I discovered several companies that offer the services of alleged New York Times best selling writers for $25,000 to $200,000. I contacted some of these outfits but was never allowed to talk with editors or writers—only sales representatives who gave me a sales pitch, not information. The little information I gathered was shocking. Books could not be more than 250 pages in length since readers were “not as intelligent as they used to be.” The rep also told me that the more I paid, the better writer I would get. She admitted that not every ghostwriter on staff was a best selling author (what a suprise!), but she refused to detail the qualifications of other writers. The fee schedule was as follows: 50% down, 25% after the first third of the manuscript was finished, and the final 25% due when the book was completed. I looked up the company’s owner and found he was a twenty-seven-year-old “kid” with no publishing experience—simply a lot of Internet companies.
No one should have to pay outrageous fees to get a “better writer,” nor is there a length restriction of 250 pages in the publishing industry. The fee schedule ensures that the company has most of its profit when the client grows unhappy with poor writing from writers who are essentially new college graduates.

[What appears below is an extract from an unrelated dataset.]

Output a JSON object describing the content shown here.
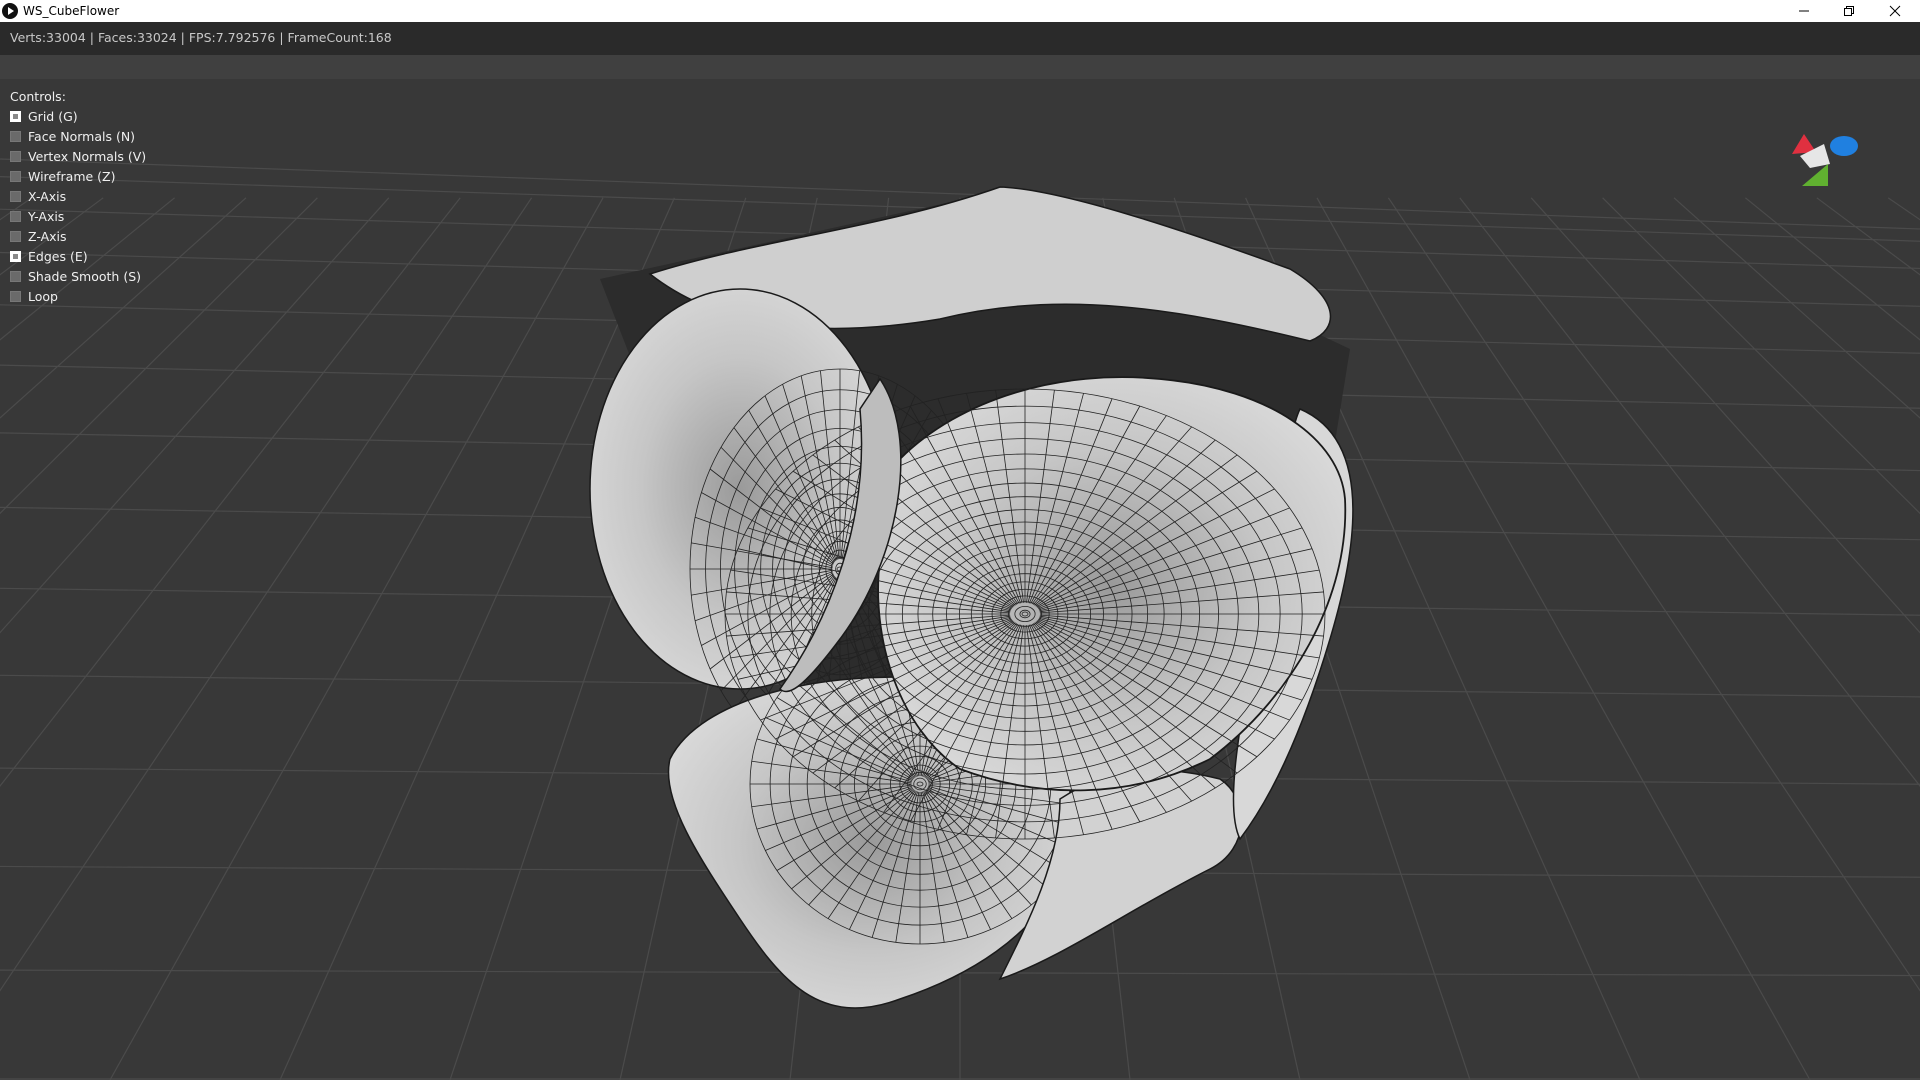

One should also beware of “publishing packages” by ghostwriting companies that offer to publish your book with print-on-demand technology. For $5,000 to $35,000, these companies promise to give you the names of important industry contacts. The contacts are simply names of agents and publishers, all of whom can be found in agent and publisher directories published by Writer’s Digest or Jeff Herman. But more to the point: Why do you need the names of agents and publishers if the ghostwriting company is already publishing your book? Besides, an agent will not represent a self-published book unless it sells approximately 10,000 copies.

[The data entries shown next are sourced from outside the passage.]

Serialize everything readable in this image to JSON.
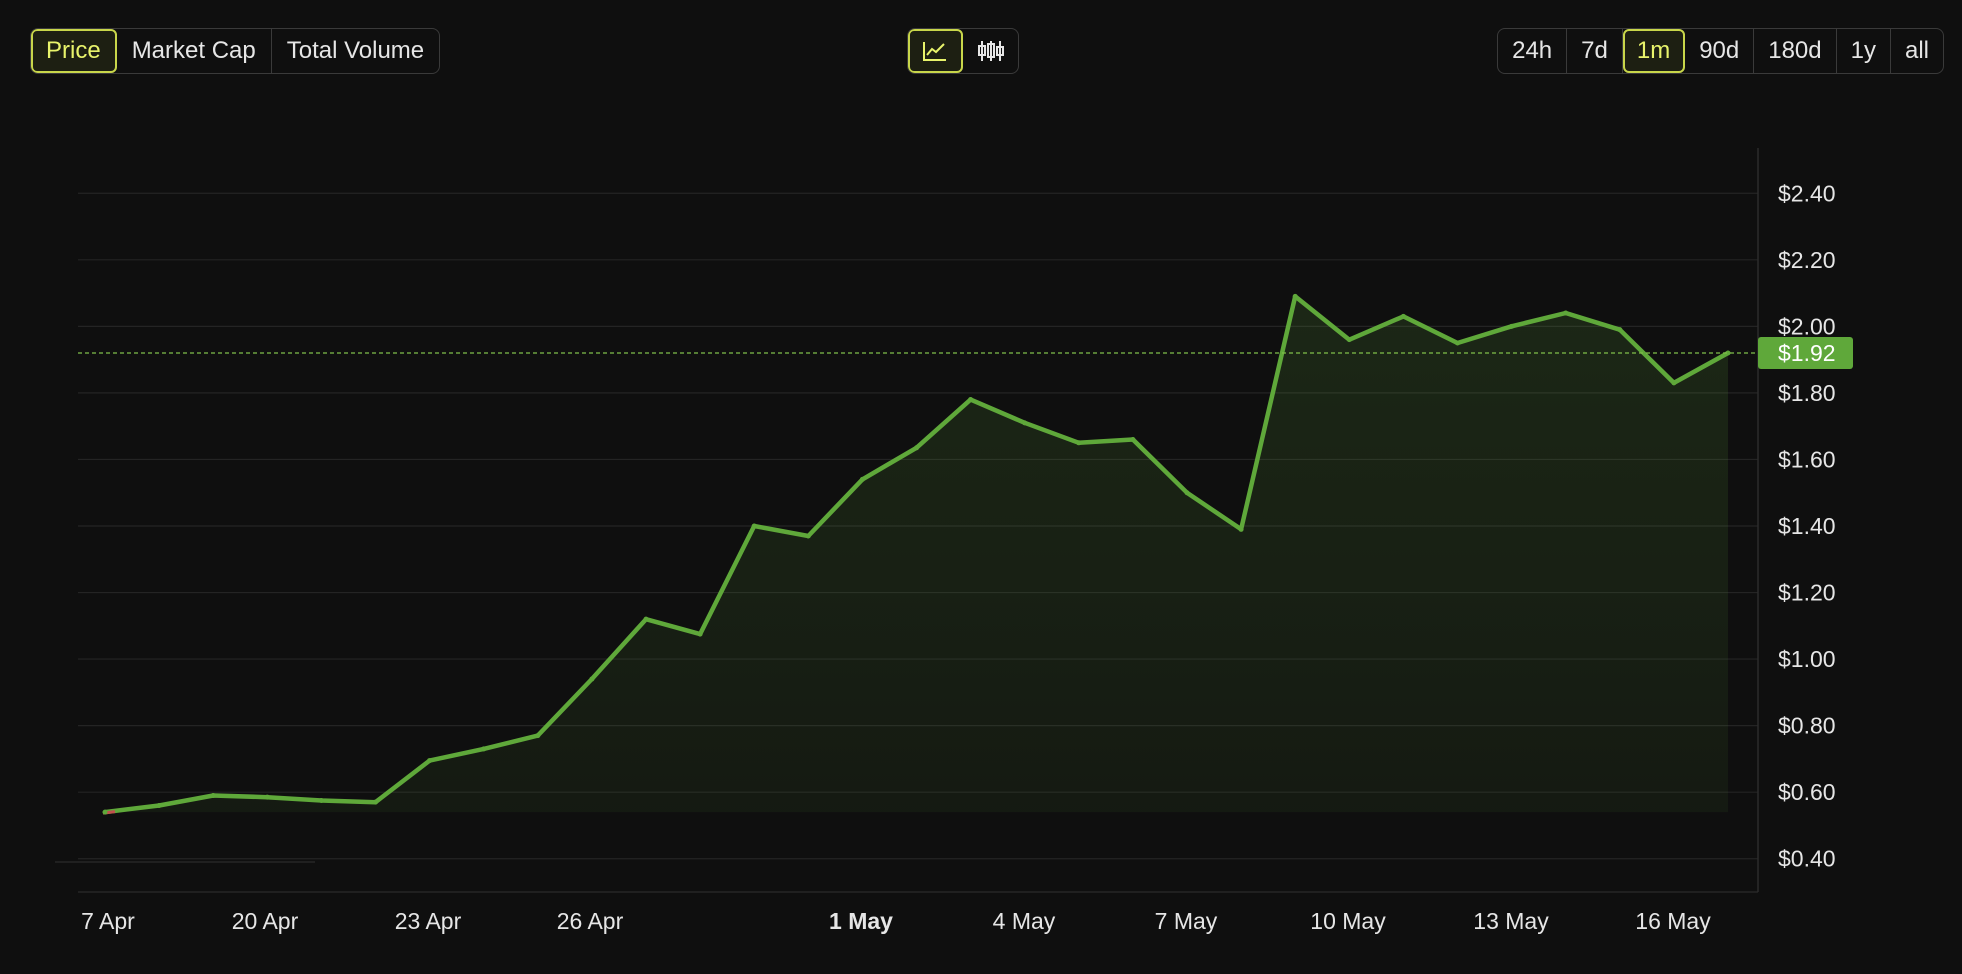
{
  "toolbar": {
    "metric_tabs": [
      {
        "label": "Price",
        "active": true
      },
      {
        "label": "Market Cap",
        "active": false
      },
      {
        "label": "Total Volume",
        "active": false
      }
    ],
    "chart_types": [
      {
        "icon": "line-chart-icon",
        "active": true
      },
      {
        "icon": "candlestick-icon",
        "active": false
      }
    ],
    "range_tabs": [
      {
        "label": "24h",
        "active": false
      },
      {
        "label": "7d",
        "active": false
      },
      {
        "label": "1m",
        "active": true
      },
      {
        "label": "90d",
        "active": false
      },
      {
        "label": "180d",
        "active": false
      },
      {
        "label": "1y",
        "active": false
      },
      {
        "label": "all",
        "active": false
      }
    ]
  },
  "colors": {
    "accent": "#e8f36b",
    "line": "#5fa83a",
    "current_tag": "#5fa83a",
    "grid": "#242424",
    "background": "#0f0f0f"
  },
  "chart_data": {
    "type": "area",
    "ylim": [
      0.3,
      2.53
    ],
    "y_ticks": [
      {
        "value": 2.4,
        "label": "$2.40"
      },
      {
        "value": 2.2,
        "label": "$2.20"
      },
      {
        "value": 2.0,
        "label": "$2.00"
      },
      {
        "value": 1.8,
        "label": "$1.80"
      },
      {
        "value": 1.6,
        "label": "$1.60"
      },
      {
        "value": 1.4,
        "label": "$1.40"
      },
      {
        "value": 1.2,
        "label": "$1.20"
      },
      {
        "value": 1.0,
        "label": "$1.00"
      },
      {
        "value": 0.8,
        "label": "$0.80"
      },
      {
        "value": 0.6,
        "label": "$0.60"
      },
      {
        "value": 0.4,
        "label": "$0.40"
      }
    ],
    "x_ticks": [
      {
        "label": "7 Apr",
        "bold": false
      },
      {
        "label": "20 Apr",
        "bold": false
      },
      {
        "label": "23 Apr",
        "bold": false
      },
      {
        "label": "26 Apr",
        "bold": false
      },
      {
        "label": "1 May",
        "bold": true
      },
      {
        "label": "4 May",
        "bold": false
      },
      {
        "label": "7 May",
        "bold": false
      },
      {
        "label": "10 May",
        "bold": false
      },
      {
        "label": "13 May",
        "bold": false
      },
      {
        "label": "16 May",
        "bold": false
      }
    ],
    "values": [
      0.54,
      0.56,
      0.59,
      0.585,
      0.575,
      0.57,
      0.695,
      0.73,
      0.77,
      0.94,
      1.12,
      1.075,
      1.4,
      1.37,
      1.54,
      1.635,
      1.78,
      1.71,
      1.65,
      1.66,
      1.5,
      1.39,
      2.09,
      1.96,
      2.03,
      1.95,
      2.0,
      2.04,
      1.99,
      1.83,
      1.92
    ],
    "current_value": 1.92,
    "current_label": "$1.92"
  }
}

For even more money, the package deals offer to put you onto Amazon and monitor your online sales campaign. Anyone can get onto Amazon for free, however. Likewise, anyone can sign up with Google or Yahoo for free and bid for his or her search engine rankings. Why pay a fortune for such services?
As for companies’ claims to get you into bookstores, they simply send out press releases that your book has been published. National chains, however, do not carry POD books. Distribution and promotion is, therefore, essentially nonexistent in these package deals.
The bottom line is that large ghostwriting firms charge huge fees but do little, if anything, to make you a rising literary star. It’s cheaper to buy Dan Poynter’s SELF-PUBLISHING MANUAL for under $25. Poynter tells you everything you need to know. Buy that new house or send your kids to college, but don’t spend your hard-earned money on empty promises.
There are many outstanding ghostwriters, and some of the very small ghostwriting firms do indeed have solid publishing credits. But always educate yourself about the realities of the publishing industry and ask the tough questions. As for self-publishing, you can do everything the big companies offer for $300 to $2,000. Good luck!